But corporations are global entities, especially the Dow components and, last we checked, the global economy is much stronger than ours so let’s keep an open mind that the drop in the markets, especially in our industrials, is already overdone.  As I’ve mentioned often enough, despite the assault on the middle class that we’ve endured these past 7 years and despite the millions of people who have been thrown into poverty during that same time and despite the millions of Americans who have lost their jobs under this administration - MOST of the damage that has been done to our economy can be very quickly undone if we can bring oil prices under control.  Obviously, that’s not happening so I wrote a post last night that I hope you can read and hopefully pass on to others as there are very quick and very effective things we can be doing to reverse this crisis, we just need the will to act.

How can we be told that global growth is driving commodity prices while at the same time believing that the global markets should be selling off like mad due to slowing economies.  Something is wrong with this story yet the environment we are currently in is completely divorced from supply and demand fundamentals and amounts to nothing more than an excessive tax on necessities that is siphoning money away from the rest of the economy.  As I predicted when the stimulus was first announced, consumer spending was up 0.8% last month but 0.7% of it was spent on gas.  All the stimulus checks ended up being was a $168Bn check to the oil companies, the Saudis and, oh yes, Iran written by GWB to keep the bubble floating a few more months.

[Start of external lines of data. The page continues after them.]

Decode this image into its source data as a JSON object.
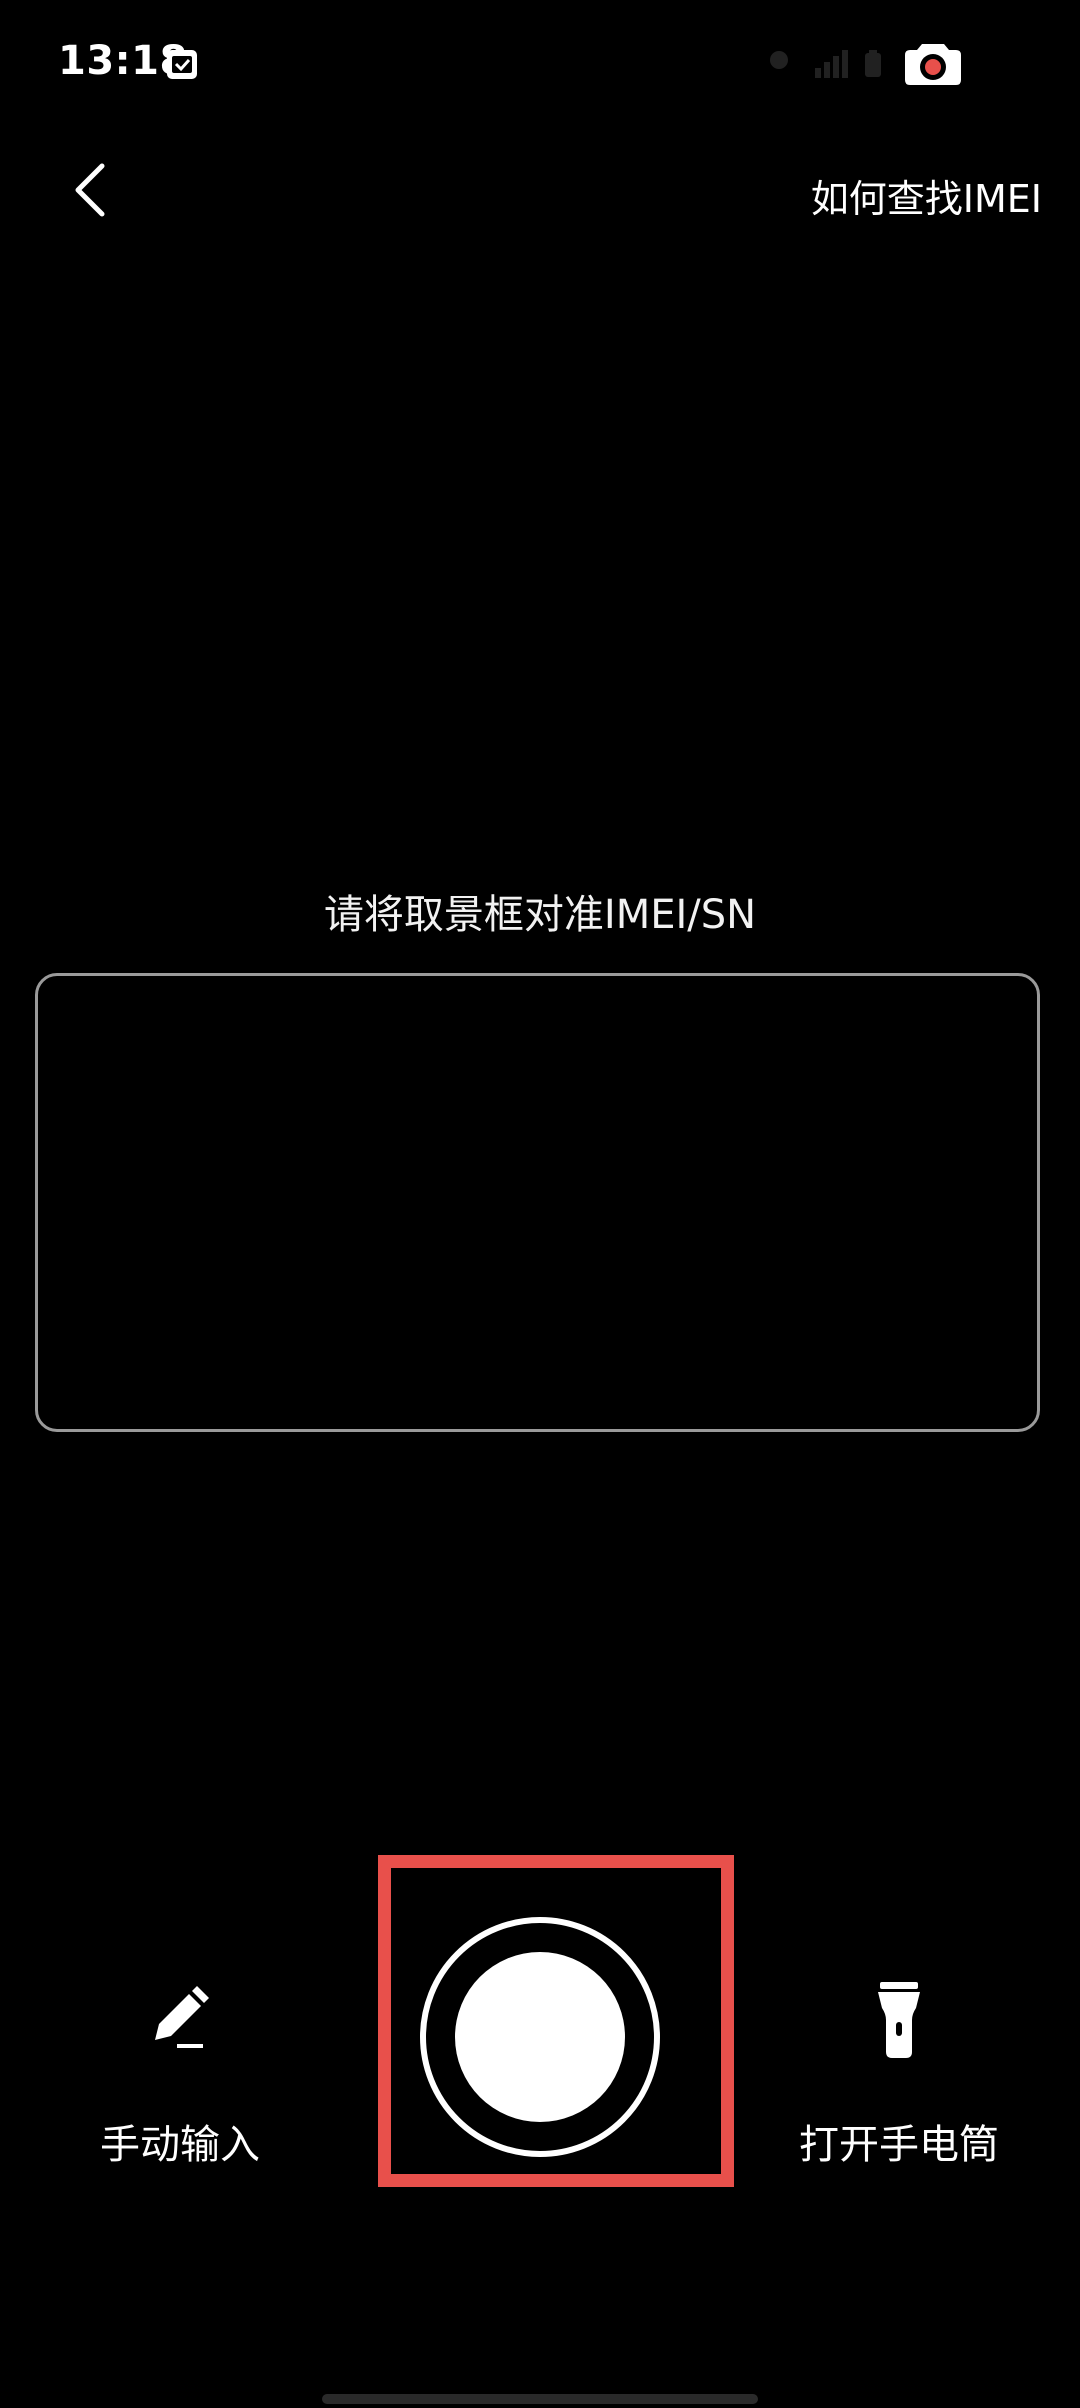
{
  "status_bar": {
    "time": "13:18",
    "icons": [
      "calendar-notification-icon",
      "location-icon",
      "signal-icon",
      "battery-icon",
      "camera-indicator-icon"
    ],
    "camera_dot_color": "#e8504b"
  },
  "header": {
    "back_icon": "chevron-left-icon",
    "help_link": "如何查找IMEI"
  },
  "scanner": {
    "hint": "请将取景框对准IMEI/SN"
  },
  "actions": {
    "manual_input": {
      "icon": "pencil-icon",
      "label": "手动输入"
    },
    "shutter": {
      "icon": "shutter-button",
      "highlight_color": "#e8504b"
    },
    "flashlight": {
      "icon": "flashlight-icon",
      "label": "打开手电筒"
    }
  }
}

[chart]Asia doesn’t see how they are going to go on without us and the Hang Seng fell 839 points, a real shame for the iShares China (NYSEARCA:FXI) caller we sold to yesterday (despite the Dow failing 11,300, we took a spread).  The Nikkei fell 255 points and that took them below 13,000, all the way to 12,754 and the Hang Seng broke below 22,000 today as well, both key levels we were hoping would be support.  Banks around the world are crashing and the dollar hit new lows against the Euro (they tighten, we don’t) as oil soared to $148 in overnight trading despite the BOJ downgrading their economic outlook as "surging energy and raw material prices take a larger toll on business investment and private spending."

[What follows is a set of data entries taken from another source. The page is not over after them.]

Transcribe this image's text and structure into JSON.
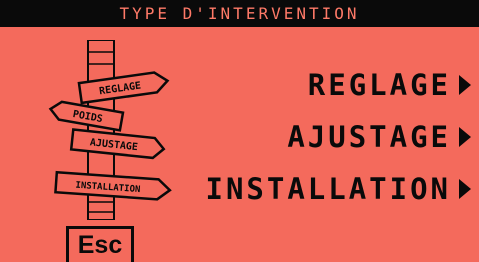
{
  "title": "TYPE D'INTERVENTION",
  "signpost": {
    "boards": [
      "REGLAGE",
      "POIDS",
      "AJUSTAGE",
      "INSTALLATION"
    ]
  },
  "menu": [
    {
      "label": "REGLAGE",
      "icon": "arrow-right-icon"
    },
    {
      "label": "AJUSTAGE",
      "icon": "arrow-right-icon"
    },
    {
      "label": "INSTALLATION",
      "icon": "arrow-right-icon"
    }
  ],
  "esc_button": {
    "label": "Esc"
  },
  "colors": {
    "background": "#f46a5c",
    "foreground": "#0a0a0a",
    "title_text": "#ff7a68"
  }
}
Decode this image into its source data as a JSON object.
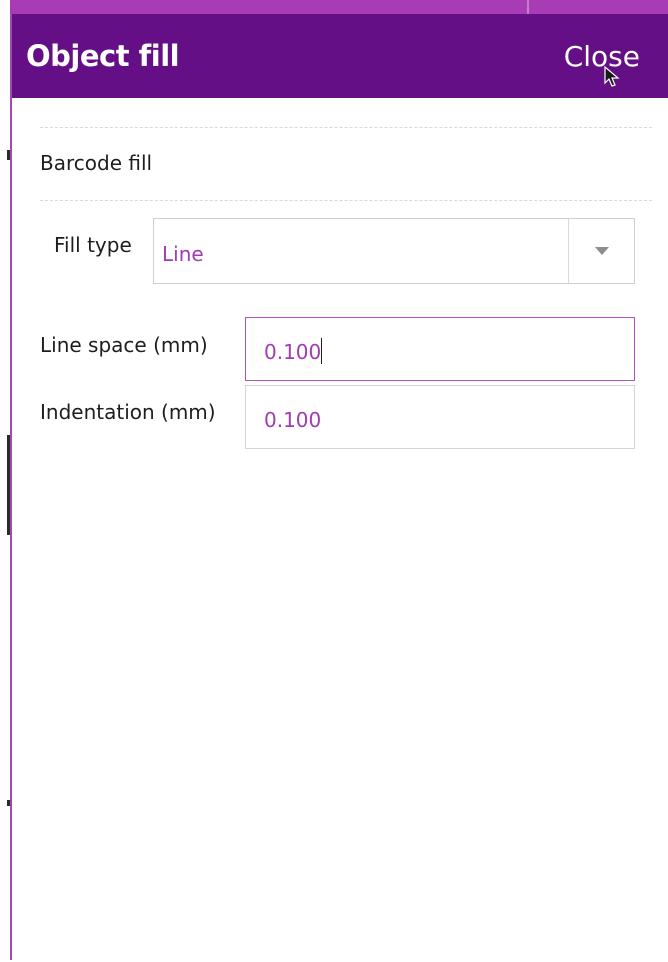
{
  "panel": {
    "title": "Object fill",
    "close_label": "Close"
  },
  "section": {
    "title": "Barcode fill"
  },
  "fill_type": {
    "label": "Fill type",
    "value": "Line"
  },
  "line_space": {
    "label": "Line space (mm)",
    "value": "0.100"
  },
  "indentation": {
    "label": "Indentation (mm)",
    "value": "0.100"
  },
  "colors": {
    "header_bg": "#650f86",
    "accent": "#a13cb3",
    "top_strip": "#a83cb4",
    "text": "#1e1e1e"
  },
  "icons": {
    "dropdown": "chevron-down-icon",
    "pointer": "mouse-pointer-icon"
  }
}
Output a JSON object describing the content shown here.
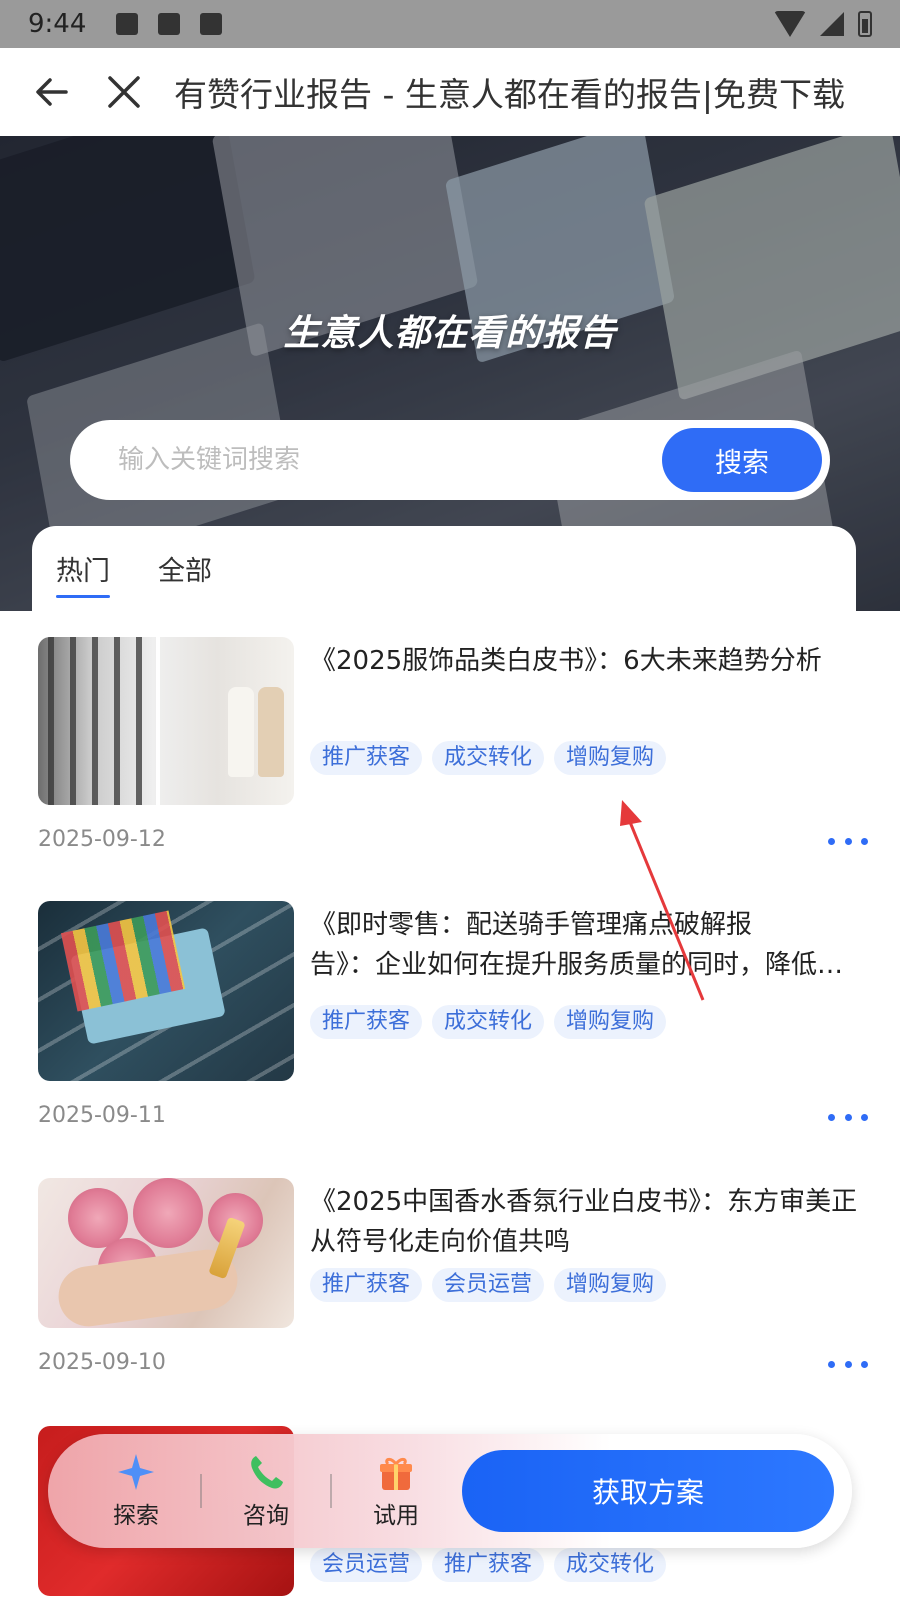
{
  "status_bar": {
    "time": "9:44"
  },
  "nav": {
    "title": "有赞行业报告 - 生意人都在看的报告|免费下载"
  },
  "hero": {
    "title": "生意人都在看的报告"
  },
  "search": {
    "placeholder": "输入关键词搜索",
    "button_label": "搜索"
  },
  "tabs": [
    {
      "label": "热门",
      "active": true
    },
    {
      "label": "全部",
      "active": false
    }
  ],
  "reports": [
    {
      "title": "《2025服饰品类白皮书》：6大未来趋势分析",
      "tags": [
        "推广获客",
        "成交转化",
        "增购复购"
      ],
      "date": "2025-09-12"
    },
    {
      "title_line1": "《即时零售：配送骑手管理痛点破解报",
      "title_line2": "告》：企业如何在提升服务质量的同时，降低成本",
      "tags": [
        "推广获客",
        "成交转化",
        "增购复购"
      ],
      "date": "2025-09-11"
    },
    {
      "title": "《2025中国香水香氛行业白皮书》：东方审美正从符号化走向价值共鸣",
      "tags": [
        "推广获客",
        "会员运营",
        "增购复购"
      ],
      "date": "2025-09-10"
    },
    {
      "tags": [
        "会员运营",
        "推广获客",
        "成交转化"
      ]
    }
  ],
  "bottom_bar": {
    "items": [
      {
        "label": "探索",
        "icon": "sparkle-icon"
      },
      {
        "label": "咨询",
        "icon": "phone-icon"
      },
      {
        "label": "试用",
        "icon": "gift-icon"
      }
    ],
    "cta_label": "获取方案"
  },
  "colors": {
    "accent": "#2f6cf6",
    "tag_bg": "#ecf2fd",
    "tag_text": "#3d6fd9",
    "annotation": "#e5393b"
  }
}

Europe is also looking dreadful this morning, down around the 2.5% rule with Germany’s DAX dangerously close to the 6,000 mark. UK inflation rose to a record high in June, something that should force the BOE to raise rates.   The chart on the right is what our inflation picture would look like if the US government publshed real data - we all buy the same commodities and other goods in a global market, the UK simply reports the straight numbers while the US has dozens of "modifiers" added in to make the administration’s policies look less horrific than they actually are.

BOE Governor King said that to attempt to bring the inflation rate back to the Monetary Policy Committee’s 2% target quickly would require large increases in interest rates that could push the economy into a sharp slowdown and result in an inflation rate below 2% over the medium term.  The Monetary Policy Committee is also worried that a persistently high level of inflation will lead workers to seek pay increases to match, which, if granted by employers, would set off a second round of price rises. So it is unlikely to cut its key interest rate this year, even though Mr. King said there is a "very clear" risk that the U.K. economy will slow sharply.

US Bancorp (NYSE:USB) took a kitchen sink loss (but beat estimates) and gave fuel to the bank bears but we had a beat from Novellus (NASDAQ:NVLS-OLD) last night, Genentech (Private:DNA) missed but raised guidance, Adtran (NASDAQ:ADTN), Eaton (NYSE:ETN), Johnson & Johnson (NYSE:JNJ), Polaris (NYSE:PII), State Street (NYSE:STT) and WW Grainger (NYSE:GWW) ALL beat expectations this morning.  So let’s remember why we buy stocks - we invest in companies that are going to make a good return on our investment.  While there certainly are factors out there that we can legitimately worry about - the fact of the matter is that US equities continue to be the least sucky place to put our money as they have the best chance of giving us a return that beats inflation and I am still buying.